What possible motive could DA McCulloch have had to produce such a travesty of the grand jury process -- except to make it so confusing to the grand jury that they couldn't possibly put together a coherent enough explanation to indict Darren Wilson?

McCulloch told the St. Louis Post-Dispatch yesterday that:  "Clearly some [witnesses] were not telling the truth."   But, he said, he wanted "anyone who claimed to have witnessed anything. . . presented to the grand jury," and that he didn't have regrets about calling non-credible witnesses.

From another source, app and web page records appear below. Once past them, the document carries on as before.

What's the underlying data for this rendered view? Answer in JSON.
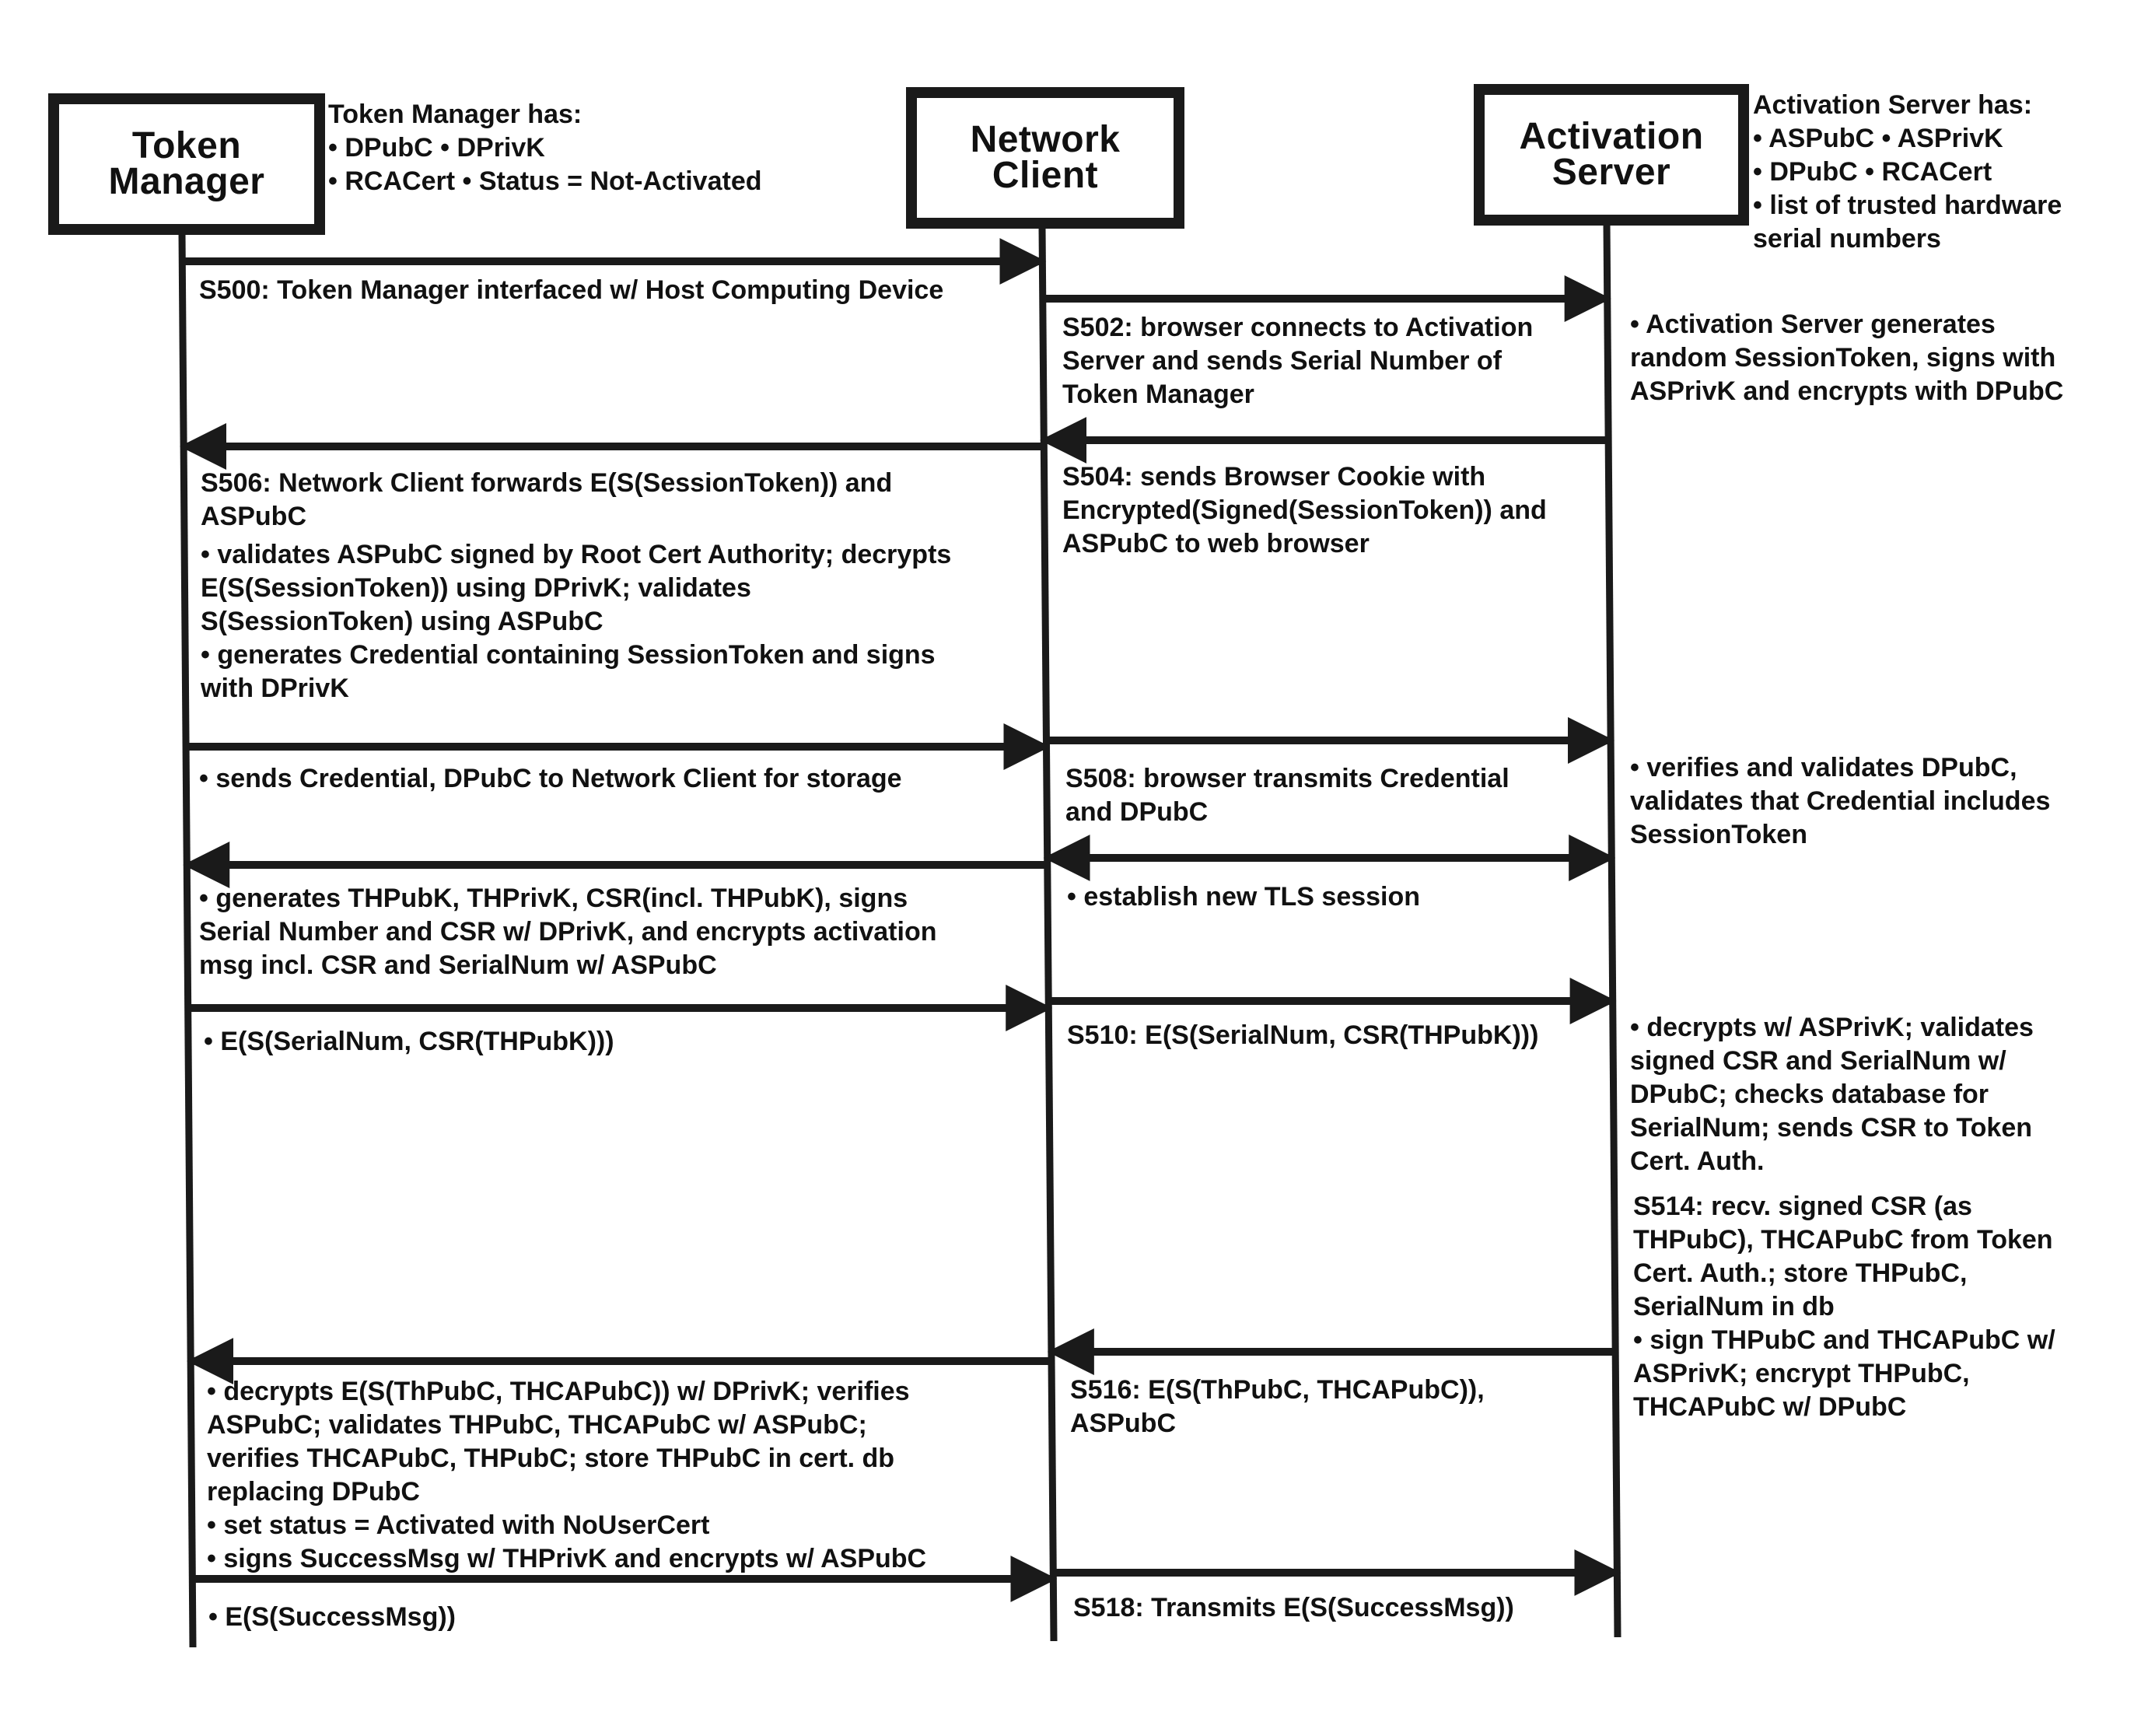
{
  "actors": {
    "token_manager": {
      "lines": [
        "Token",
        "Manager"
      ]
    },
    "network_client": {
      "lines": [
        "Network",
        "Client"
      ]
    },
    "activation_server": {
      "lines": [
        "Activation",
        "Server"
      ]
    }
  },
  "notes": {
    "token_manager_has": [
      "Token Manager has:",
      "• DPubC  • DPrivK",
      "• RCACert  • Status = Not-Activated"
    ],
    "activation_server_has": [
      "Activation Server has:",
      "• ASPubC  • ASPrivK",
      "• DPubC  • RCACert",
      "• list of trusted hardware",
      "serial numbers"
    ],
    "as_generates_token": [
      "• Activation Server generates",
      "random SessionToken, signs with",
      "ASPrivK and encrypts with DPubC"
    ],
    "as_verifies": [
      "• verifies and validates DPubC,",
      "validates that Credential includes",
      "SessionToken"
    ],
    "as_decrypts": [
      "• decrypts w/ ASPrivK; validates",
      "signed CSR and SerialNum w/",
      "DPubC; checks database for",
      "SerialNum; sends CSR to Token",
      "Cert. Auth."
    ],
    "as_s514": [
      "S514: recv. signed CSR (as",
      "THPubC), THCAPubC from Token",
      "Cert. Auth.; store THPubC,",
      "SerialNum in db",
      "• sign THPubC and THCAPubC w/",
      "ASPrivK; encrypt THPubC,",
      "THCAPubC w/ DPubC"
    ]
  },
  "messages": {
    "s500": [
      "S500: Token Manager interfaced w/ Host Computing Device"
    ],
    "s502": [
      "S502: browser connects to Activation",
      "Server and sends Serial Number of",
      "Token Manager"
    ],
    "s504": [
      "S504: sends Browser Cookie with",
      "Encrypted(Signed(SessionToken)) and",
      "ASPubC to web browser"
    ],
    "s506": [
      "S506: Network Client forwards E(S(SessionToken)) and",
      "ASPubC",
      "• validates ASPubC signed by Root Cert Authority; decrypts",
      "E(S(SessionToken)) using DPrivK; validates",
      "S(SessionToken) using ASPubC",
      "• generates Credential containing SessionToken and signs",
      "with DPrivK"
    ],
    "tm_sends_credential": [
      "• sends Credential, DPubC to Network Client for storage"
    ],
    "s508": [
      "S508: browser transmits Credential",
      "and DPubC"
    ],
    "tm_generates_keys": [
      "• generates THPubK, THPrivK, CSR(incl. THPubK), signs",
      "Serial Number and CSR w/ DPrivK, and encrypts activation",
      "msg incl. CSR and SerialNum w/ ASPubC"
    ],
    "tls": [
      "• establish new TLS session"
    ],
    "tm_activation_msg": [
      "• E(S(SerialNum, CSR(THPubK)))"
    ],
    "s510": [
      "S510: E(S(SerialNum, CSR(THPubK)))"
    ],
    "tm_decrypts": [
      "• decrypts E(S(ThPubC, THCAPubC)) w/ DPrivK; verifies",
      "ASPubC; validates THPubC, THCAPubC w/ ASPubC;",
      "verifies THCAPubC, THPubC; store THPubC in cert. db",
      "replacing DPubC",
      "• set status = Activated with NoUserCert",
      "• signs SuccessMsg w/ THPrivK and encrypts w/ ASPubC"
    ],
    "s516": [
      "S516: E(S(ThPubC, THCAPubC)),",
      "ASPubC"
    ],
    "tm_success": [
      "• E(S(SuccessMsg))"
    ],
    "s518": [
      "S518: Transmits E(S(SuccessMsg))"
    ]
  },
  "arrows": [
    {
      "name": "s500-arrow",
      "from": "token_manager",
      "to": "network_client",
      "heads": "end"
    },
    {
      "name": "s502-arrow",
      "from": "network_client",
      "to": "activation_server",
      "heads": "end"
    },
    {
      "name": "s504-arrow",
      "from": "activation_server",
      "to": "network_client",
      "heads": "end"
    },
    {
      "name": "s506-arrow",
      "from": "network_client",
      "to": "token_manager",
      "heads": "end"
    },
    {
      "name": "credential-arrow",
      "from": "token_manager",
      "to": "network_client",
      "heads": "end"
    },
    {
      "name": "s508-arrow",
      "from": "network_client",
      "to": "activation_server",
      "heads": "end"
    },
    {
      "name": "tls-client-arrow",
      "from": "network_client",
      "to": "token_manager",
      "heads": "end"
    },
    {
      "name": "tls-server-arrow",
      "from": "network_client",
      "to": "activation_server",
      "heads": "both"
    },
    {
      "name": "activation-msg-arrow",
      "from": "token_manager",
      "to": "network_client",
      "heads": "end"
    },
    {
      "name": "s510-arrow",
      "from": "network_client",
      "to": "activation_server",
      "heads": "end"
    },
    {
      "name": "s516-arrow",
      "from": "activation_server",
      "to": "network_client",
      "heads": "end"
    },
    {
      "name": "cert-return-arrow",
      "from": "network_client",
      "to": "token_manager",
      "heads": "end"
    },
    {
      "name": "success-msg-arrow",
      "from": "token_manager",
      "to": "network_client",
      "heads": "end"
    },
    {
      "name": "s518-arrow",
      "from": "network_client",
      "to": "activation_server",
      "heads": "end"
    }
  ]
}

Why bother to investigate a murder?    Why pay prosecutors?   Why not just hold an open town hall meeting and let anyone who wants to come and testify, lie, whatever . . . ?    Isn't our criminal justice system supposed to include some expertise from the prosecutors?  Isn't the process supposed to benefit from that?

This is beyond strange . . .  and it is completely indefensible for a public prosecutor.    One legal expert said on MSNBC Friday night that it goes beyond questionable strategy and, depending on what McCulloch knew about witness #40 and when he knew it, could actually constitute ethical or even criminal charges against McCulloch.   Well, obviously he knew she was lying before he allowed her to testify, and then called her back a second time.

There are remedies.   The governor could step in and appoint a special prosecutor.   The Department of Justice could bring a federal case.    It cannot be allowed to just rest on the colossal poor judgment of Bob McCulloch.